"I love Atalanta," he said, "and if I can't have her for my wife, I want to die."
Before going to the race course the next day, the prince, determined but frightened, prayed to Venus, the goddess who took especial care of people who were in love.
"Beautiful and powerful goddess." he prayed, "help me to win this race and Atalanta, and I shall never forget, as long as I live, to talk of your kindness and to make you rich gifts."
Now Venus was almost always ready to help people if they would admit that they could not get on without her, and while Hippomenes prayed, he saw that what he had thought was a soft white and gold cloud was really the goddess, coming toward him with her hand stretched out. She came nearer and nearer, and finally dropped at his feet three shining yellow apples. They were not common yellow apples—no indeed! They came from Venus's own garden, and were of heavy, precious gold.
"I thank you, goddess, for this fruit," said Hippomenes. "In all my life I have never seen anything more beautiful. But how can they help me?"
ATALANTA STOOPED FOR THE APPLE
Then Venus stooped and whispered to the youth, and when he again raised his eyes to thank her, she had disappeared. But there was a smile on the face of Hippomenes—he looked as if he were not worried about the race.
When he stood side by side with Atalanta, however, he tried not to look too happy. All the people looked at him and whispered (for they did not dare let the king hear them grumbling):
"Must this youth also be killed? He is the youngest and the handsomest of all, and the king's daughter is too cruel."
Atalanta herself was more sorry than she had ever been before that she had made the vow about the racing.
But when she tried to induce Hippomenes to give her up without a trial, he only smiled at her and said:
"Something tells me that I shall not fail."
Atalanta knew nothing about the three golden apples which he had hidden in front of his loose robe; and when she saw that he was so sure of winning, her cheeks grew red with anger, and she said to herself:
"I had thought, because you are so young and look so much nicer than any of the other princes, that I might let you beat me. But since you are so sure, I shall run my best; and you will not be smiling long."
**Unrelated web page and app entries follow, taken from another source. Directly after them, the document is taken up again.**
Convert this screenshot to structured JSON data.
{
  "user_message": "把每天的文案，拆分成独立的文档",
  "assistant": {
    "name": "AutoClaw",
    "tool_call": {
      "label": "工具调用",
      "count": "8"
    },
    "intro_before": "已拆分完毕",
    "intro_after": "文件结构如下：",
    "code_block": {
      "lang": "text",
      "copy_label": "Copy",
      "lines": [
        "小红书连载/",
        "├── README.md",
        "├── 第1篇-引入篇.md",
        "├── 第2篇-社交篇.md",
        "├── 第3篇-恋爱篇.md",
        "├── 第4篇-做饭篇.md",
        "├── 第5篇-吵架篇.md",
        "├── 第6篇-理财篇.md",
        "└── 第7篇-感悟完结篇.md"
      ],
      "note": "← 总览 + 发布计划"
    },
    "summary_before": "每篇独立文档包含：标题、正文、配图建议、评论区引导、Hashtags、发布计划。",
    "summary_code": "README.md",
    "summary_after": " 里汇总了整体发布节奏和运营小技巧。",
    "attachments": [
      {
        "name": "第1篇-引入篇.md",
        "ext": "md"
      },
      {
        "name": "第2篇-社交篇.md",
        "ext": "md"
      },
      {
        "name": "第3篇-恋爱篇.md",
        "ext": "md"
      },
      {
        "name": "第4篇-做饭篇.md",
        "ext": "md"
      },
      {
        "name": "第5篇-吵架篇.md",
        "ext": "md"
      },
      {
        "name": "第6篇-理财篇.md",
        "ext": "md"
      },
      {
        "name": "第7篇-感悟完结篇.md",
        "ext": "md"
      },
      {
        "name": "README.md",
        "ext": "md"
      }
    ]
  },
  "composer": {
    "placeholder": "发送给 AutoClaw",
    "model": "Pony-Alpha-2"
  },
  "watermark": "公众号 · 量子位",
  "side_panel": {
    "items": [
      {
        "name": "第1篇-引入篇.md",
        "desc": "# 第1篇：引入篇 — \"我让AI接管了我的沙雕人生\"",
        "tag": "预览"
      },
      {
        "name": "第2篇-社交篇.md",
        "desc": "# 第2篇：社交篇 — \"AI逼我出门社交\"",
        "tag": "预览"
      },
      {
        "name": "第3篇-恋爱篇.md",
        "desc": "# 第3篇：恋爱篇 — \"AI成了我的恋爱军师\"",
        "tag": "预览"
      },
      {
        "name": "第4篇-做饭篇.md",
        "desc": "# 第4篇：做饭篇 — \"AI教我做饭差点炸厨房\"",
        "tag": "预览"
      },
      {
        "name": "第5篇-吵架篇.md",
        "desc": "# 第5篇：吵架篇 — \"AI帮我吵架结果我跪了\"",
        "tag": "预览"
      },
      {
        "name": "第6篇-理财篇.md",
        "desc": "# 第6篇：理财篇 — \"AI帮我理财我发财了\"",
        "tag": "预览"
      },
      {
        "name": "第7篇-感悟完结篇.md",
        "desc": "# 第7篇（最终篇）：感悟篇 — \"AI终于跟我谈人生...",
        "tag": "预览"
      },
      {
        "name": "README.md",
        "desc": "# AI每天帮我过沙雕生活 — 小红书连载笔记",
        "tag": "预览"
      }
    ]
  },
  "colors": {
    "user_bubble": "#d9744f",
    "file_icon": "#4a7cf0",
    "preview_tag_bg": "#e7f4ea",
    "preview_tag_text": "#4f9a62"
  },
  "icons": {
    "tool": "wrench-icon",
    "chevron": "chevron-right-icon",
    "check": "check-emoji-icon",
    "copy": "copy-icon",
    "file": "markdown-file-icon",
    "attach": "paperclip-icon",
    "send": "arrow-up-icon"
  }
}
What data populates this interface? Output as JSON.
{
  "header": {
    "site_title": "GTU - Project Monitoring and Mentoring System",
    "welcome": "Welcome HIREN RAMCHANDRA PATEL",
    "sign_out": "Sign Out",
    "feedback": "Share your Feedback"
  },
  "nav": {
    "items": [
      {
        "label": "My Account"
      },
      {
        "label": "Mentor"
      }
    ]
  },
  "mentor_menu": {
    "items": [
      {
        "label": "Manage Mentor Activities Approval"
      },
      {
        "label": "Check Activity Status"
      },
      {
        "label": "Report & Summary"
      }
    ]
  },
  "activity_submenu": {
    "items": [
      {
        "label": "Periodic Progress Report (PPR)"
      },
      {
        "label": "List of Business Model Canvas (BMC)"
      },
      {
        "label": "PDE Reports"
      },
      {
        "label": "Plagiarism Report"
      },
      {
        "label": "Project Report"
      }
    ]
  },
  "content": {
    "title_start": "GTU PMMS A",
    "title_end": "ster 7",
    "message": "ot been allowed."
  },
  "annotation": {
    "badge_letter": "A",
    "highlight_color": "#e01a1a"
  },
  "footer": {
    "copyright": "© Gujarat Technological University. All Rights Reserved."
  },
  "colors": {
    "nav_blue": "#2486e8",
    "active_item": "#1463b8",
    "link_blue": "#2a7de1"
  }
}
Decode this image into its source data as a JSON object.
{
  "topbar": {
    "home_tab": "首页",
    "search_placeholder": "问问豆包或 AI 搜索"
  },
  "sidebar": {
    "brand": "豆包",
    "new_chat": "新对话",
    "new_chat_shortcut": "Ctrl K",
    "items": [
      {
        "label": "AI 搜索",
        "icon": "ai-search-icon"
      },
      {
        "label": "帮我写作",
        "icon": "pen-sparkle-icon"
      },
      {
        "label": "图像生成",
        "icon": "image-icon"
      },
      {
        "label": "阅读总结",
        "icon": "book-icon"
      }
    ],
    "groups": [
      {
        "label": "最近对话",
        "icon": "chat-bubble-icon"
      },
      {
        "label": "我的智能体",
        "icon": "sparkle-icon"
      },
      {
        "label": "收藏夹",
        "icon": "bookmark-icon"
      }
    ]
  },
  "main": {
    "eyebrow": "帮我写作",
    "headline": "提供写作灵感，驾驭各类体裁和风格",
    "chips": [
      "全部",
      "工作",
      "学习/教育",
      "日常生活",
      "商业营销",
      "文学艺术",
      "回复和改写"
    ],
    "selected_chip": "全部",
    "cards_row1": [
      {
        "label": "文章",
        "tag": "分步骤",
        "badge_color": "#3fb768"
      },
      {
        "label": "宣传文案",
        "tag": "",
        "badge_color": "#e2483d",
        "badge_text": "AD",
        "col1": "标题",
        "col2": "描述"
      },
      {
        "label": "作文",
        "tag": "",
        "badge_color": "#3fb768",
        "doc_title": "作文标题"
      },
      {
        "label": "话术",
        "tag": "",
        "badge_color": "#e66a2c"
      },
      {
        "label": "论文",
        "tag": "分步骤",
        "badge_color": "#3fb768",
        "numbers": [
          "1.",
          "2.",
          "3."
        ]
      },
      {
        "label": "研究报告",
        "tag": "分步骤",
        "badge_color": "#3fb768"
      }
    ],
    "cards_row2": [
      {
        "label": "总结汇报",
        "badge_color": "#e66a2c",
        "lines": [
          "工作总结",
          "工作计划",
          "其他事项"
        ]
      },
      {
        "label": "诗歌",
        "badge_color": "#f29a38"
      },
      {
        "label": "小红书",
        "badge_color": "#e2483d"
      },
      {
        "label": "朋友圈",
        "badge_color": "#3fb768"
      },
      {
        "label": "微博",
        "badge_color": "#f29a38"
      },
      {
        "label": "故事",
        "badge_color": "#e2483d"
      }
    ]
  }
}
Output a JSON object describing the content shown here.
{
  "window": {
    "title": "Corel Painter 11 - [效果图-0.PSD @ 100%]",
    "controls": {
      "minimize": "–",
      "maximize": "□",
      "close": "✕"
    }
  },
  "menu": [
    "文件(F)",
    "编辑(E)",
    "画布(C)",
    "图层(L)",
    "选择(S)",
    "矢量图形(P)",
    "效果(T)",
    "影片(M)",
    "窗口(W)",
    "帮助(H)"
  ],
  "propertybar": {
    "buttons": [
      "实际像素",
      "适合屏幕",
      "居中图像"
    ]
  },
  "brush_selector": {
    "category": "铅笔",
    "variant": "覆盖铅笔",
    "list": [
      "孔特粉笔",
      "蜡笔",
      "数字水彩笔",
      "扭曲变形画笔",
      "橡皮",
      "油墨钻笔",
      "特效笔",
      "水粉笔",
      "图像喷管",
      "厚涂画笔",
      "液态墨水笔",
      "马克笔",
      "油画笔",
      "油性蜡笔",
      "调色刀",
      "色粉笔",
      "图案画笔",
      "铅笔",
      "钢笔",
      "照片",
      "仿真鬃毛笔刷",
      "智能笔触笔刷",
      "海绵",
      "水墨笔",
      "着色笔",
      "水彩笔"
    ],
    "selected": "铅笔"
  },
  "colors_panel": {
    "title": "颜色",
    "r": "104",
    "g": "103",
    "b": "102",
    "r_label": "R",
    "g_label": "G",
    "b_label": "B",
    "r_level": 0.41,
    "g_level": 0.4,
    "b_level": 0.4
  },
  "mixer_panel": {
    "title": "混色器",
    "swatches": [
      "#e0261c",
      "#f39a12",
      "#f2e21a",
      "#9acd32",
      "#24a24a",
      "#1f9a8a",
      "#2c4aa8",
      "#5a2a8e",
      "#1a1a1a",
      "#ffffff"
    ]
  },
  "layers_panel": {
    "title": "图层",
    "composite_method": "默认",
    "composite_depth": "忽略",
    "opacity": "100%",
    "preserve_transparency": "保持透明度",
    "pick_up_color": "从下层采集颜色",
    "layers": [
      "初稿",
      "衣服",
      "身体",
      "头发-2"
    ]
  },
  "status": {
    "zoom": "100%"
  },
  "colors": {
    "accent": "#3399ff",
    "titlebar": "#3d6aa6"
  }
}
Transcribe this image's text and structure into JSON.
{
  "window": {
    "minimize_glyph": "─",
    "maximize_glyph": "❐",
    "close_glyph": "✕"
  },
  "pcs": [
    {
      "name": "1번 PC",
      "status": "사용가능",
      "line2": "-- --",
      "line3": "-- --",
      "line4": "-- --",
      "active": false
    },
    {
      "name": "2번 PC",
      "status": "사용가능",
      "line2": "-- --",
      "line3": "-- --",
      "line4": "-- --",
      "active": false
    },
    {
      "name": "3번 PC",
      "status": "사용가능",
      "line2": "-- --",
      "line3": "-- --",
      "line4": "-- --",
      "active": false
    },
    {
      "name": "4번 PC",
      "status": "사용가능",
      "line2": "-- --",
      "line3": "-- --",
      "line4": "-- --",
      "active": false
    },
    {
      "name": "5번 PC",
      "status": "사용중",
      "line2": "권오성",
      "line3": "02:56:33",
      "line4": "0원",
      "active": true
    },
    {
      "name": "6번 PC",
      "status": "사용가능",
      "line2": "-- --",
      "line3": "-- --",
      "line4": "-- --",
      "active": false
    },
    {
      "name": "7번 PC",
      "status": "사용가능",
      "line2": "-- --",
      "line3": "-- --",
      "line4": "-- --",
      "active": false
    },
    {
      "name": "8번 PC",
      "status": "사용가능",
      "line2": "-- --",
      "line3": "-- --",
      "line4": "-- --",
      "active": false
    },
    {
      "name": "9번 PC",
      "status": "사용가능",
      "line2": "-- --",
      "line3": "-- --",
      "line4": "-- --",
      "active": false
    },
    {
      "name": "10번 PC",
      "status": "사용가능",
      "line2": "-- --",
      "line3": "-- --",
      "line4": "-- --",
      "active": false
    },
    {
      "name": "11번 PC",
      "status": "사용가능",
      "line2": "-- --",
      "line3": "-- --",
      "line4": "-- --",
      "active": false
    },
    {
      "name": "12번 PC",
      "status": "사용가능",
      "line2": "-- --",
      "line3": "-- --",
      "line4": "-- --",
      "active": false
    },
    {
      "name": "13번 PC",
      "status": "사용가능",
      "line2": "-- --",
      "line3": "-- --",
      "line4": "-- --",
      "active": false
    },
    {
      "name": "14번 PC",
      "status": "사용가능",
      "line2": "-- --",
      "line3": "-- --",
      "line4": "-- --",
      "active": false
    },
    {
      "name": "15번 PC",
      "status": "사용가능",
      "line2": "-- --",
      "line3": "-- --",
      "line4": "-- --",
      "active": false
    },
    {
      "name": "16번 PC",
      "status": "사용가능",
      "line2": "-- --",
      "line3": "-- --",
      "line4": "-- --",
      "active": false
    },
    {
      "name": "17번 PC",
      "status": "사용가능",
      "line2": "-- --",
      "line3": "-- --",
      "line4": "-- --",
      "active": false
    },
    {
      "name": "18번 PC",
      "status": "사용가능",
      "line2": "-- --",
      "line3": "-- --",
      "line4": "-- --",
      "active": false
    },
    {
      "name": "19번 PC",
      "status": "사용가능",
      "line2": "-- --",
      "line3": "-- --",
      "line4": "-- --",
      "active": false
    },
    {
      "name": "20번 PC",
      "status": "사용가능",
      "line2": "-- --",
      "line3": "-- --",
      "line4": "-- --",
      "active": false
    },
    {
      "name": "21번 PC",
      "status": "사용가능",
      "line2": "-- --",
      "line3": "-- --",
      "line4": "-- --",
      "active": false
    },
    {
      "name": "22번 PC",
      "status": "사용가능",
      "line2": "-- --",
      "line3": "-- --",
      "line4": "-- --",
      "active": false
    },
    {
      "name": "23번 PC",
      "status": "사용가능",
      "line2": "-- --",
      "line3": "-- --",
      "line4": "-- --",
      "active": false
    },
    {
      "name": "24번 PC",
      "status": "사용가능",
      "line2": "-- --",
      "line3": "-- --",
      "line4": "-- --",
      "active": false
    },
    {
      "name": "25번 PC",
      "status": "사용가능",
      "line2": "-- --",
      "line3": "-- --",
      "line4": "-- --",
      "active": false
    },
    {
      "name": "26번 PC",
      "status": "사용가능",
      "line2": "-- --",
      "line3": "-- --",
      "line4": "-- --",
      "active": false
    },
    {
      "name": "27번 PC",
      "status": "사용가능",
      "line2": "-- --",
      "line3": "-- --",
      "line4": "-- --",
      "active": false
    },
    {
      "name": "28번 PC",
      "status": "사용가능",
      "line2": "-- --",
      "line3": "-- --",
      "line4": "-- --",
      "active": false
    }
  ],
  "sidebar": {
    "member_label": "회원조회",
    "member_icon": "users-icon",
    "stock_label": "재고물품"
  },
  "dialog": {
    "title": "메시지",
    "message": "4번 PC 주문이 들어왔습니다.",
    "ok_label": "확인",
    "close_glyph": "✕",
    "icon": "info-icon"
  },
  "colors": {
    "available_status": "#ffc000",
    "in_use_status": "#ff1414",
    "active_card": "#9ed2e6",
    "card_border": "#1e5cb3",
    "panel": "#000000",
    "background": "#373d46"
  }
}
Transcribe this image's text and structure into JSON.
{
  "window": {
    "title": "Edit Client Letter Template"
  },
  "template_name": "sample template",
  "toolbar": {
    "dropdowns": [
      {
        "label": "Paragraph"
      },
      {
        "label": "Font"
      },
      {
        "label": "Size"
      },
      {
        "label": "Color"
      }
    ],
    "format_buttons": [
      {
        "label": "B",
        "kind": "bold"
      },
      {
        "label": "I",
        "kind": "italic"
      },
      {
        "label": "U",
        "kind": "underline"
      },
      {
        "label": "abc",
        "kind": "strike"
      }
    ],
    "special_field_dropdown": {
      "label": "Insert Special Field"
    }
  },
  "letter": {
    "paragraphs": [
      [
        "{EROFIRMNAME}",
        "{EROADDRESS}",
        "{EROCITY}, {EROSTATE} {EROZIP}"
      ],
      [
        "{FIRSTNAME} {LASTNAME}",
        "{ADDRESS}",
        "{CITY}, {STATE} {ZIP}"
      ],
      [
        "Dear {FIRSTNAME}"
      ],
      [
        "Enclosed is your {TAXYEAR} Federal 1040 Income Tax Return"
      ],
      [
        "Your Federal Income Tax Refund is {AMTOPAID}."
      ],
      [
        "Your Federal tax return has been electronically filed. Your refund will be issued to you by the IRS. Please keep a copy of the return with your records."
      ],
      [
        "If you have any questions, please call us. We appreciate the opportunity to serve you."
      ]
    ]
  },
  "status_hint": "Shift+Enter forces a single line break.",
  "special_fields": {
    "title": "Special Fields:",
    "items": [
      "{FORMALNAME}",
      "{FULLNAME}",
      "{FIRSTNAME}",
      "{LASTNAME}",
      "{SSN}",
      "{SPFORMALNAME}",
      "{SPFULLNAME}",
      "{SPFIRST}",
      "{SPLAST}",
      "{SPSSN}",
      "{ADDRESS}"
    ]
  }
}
There they stood, each with one foot forward, each looking light as a bird just ready to fly from a branch. And then, while all the onlookers held their breath, the herald gave the word, and they were off.